I don’t mean to wax poetic about motherhood for the umpteenth time but in about 2 to 3 months, life as I know it, will change yet again. As a 35-year old mom to almost-three kids (and two dogs—as pet lovers know, these furry creatures are almost as cared-for as our human offspring), I am always surprised at the joys and challenges that each child brings. I thought for sure last Christmas that I will only be a parent to two lovely girls, but as the saying goes, “Man plans, God laughs.” Truer words were never said.
In preparation for the birth of my first son, here are some things I have decided to keep in mind and make an effort to retain learning.
- No two children are alike. Each one has his/her own sensitivity level and ways to feel happy.
- Take more photos. My husband and I tried to think back to our elementary years and were both surprised at how little we remember from it. We deduced that photos and videos spark up memories, so in essence, every opportunity truly is a Kodak moment. Or a Canon/mobile phone camera one for us, anyway.
- In every event, there is a lesson learned. For example, do not forget the small diaper bag containing the wipes and toilet paper just because you’re going out for 10 minutes—you never know when the kids might need to poop.
- Life is fleeting—spend it with one another. Our togetherness with our family is uncertain, however somber that thought is. One of the co-parents at our school recently lost his two teenage boys in one car accident, and I cannot imagine the horror and pain.
- Co-sleeping is one of the biggest, love-affirming things we could have ever done for our daughters. Hardly any nightmares, no bedwetting incidents. Of course, I realize this is not possible for other home set-ups, but it’s what works for us (P.S. If you need to do your “business,” there are other places in the house—you can’t be that busy nor lazy)
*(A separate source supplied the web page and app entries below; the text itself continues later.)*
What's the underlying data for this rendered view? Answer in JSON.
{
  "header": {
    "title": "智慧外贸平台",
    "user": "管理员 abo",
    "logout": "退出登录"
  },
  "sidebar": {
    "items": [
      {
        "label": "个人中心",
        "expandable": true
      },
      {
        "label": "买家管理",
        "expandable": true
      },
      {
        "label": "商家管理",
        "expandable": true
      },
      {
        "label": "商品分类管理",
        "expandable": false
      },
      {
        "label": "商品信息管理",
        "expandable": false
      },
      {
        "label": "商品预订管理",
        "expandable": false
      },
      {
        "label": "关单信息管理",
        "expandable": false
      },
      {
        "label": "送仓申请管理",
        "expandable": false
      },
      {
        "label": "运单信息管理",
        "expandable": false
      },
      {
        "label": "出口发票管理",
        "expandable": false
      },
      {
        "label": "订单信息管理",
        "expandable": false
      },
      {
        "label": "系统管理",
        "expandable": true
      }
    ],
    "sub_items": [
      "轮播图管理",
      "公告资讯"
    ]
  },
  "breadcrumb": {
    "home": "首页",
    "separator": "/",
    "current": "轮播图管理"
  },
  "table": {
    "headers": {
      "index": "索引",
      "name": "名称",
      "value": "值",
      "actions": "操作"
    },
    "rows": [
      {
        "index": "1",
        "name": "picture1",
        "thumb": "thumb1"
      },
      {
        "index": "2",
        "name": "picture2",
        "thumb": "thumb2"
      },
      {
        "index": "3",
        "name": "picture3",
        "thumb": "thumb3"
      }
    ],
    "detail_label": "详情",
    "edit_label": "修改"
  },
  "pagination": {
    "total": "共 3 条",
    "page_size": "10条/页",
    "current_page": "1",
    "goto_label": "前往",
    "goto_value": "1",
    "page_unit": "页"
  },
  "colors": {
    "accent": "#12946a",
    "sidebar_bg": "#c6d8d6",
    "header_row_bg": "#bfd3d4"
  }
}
- Accept that even if you have extra hands helping you fix up, the children’s toys and stuff will be ruling your place. Smile when you see this, as it is a sign of a home lived in, and you will surely miss it when they’re grown and gone.
- Always verbalize your sweet somethings. Whenever I ask my girls, “Do you know how much I love you?” They answer me this without batting an eyelash or looking up, “With all your heart and soul.” I’m certain they know.
- Love, respect, and support your husband or partner. Father’s Day is a just a one-day reminder. You are a team, and once you feel that you’re not on the same side, there is something wrong with your marriage.
- Don’t feel pressured to live up to the Joneses. With a roof over your heads and food on the table, you can and will survive.
- Don’t be embarrassed to talk to your children about money. The sooner they realize that you actually work to buy them things, they will be more appreciative of your efforts, the things they own, and places they go to.
- Vitamin D is often taken for granted, but it is a necessity.
- “Teach them how to fish.”
- Look for a pediatrician you trust, and take their advice with a grain of salt after reading up on your own and trusting your parental intuition. Some of their information might already be outdated or inappropriate.
- The power of prayer. In any language or culture, there must be a God you can turn to.
Anyway, it’s almost 4 AM, and these are just some “plans,” and things I remembered. What’s on your list?
P.S. I’m on Twitter @karizfavis, and facebook.com/karizfavisofficial, should you be so inclined to get in touch…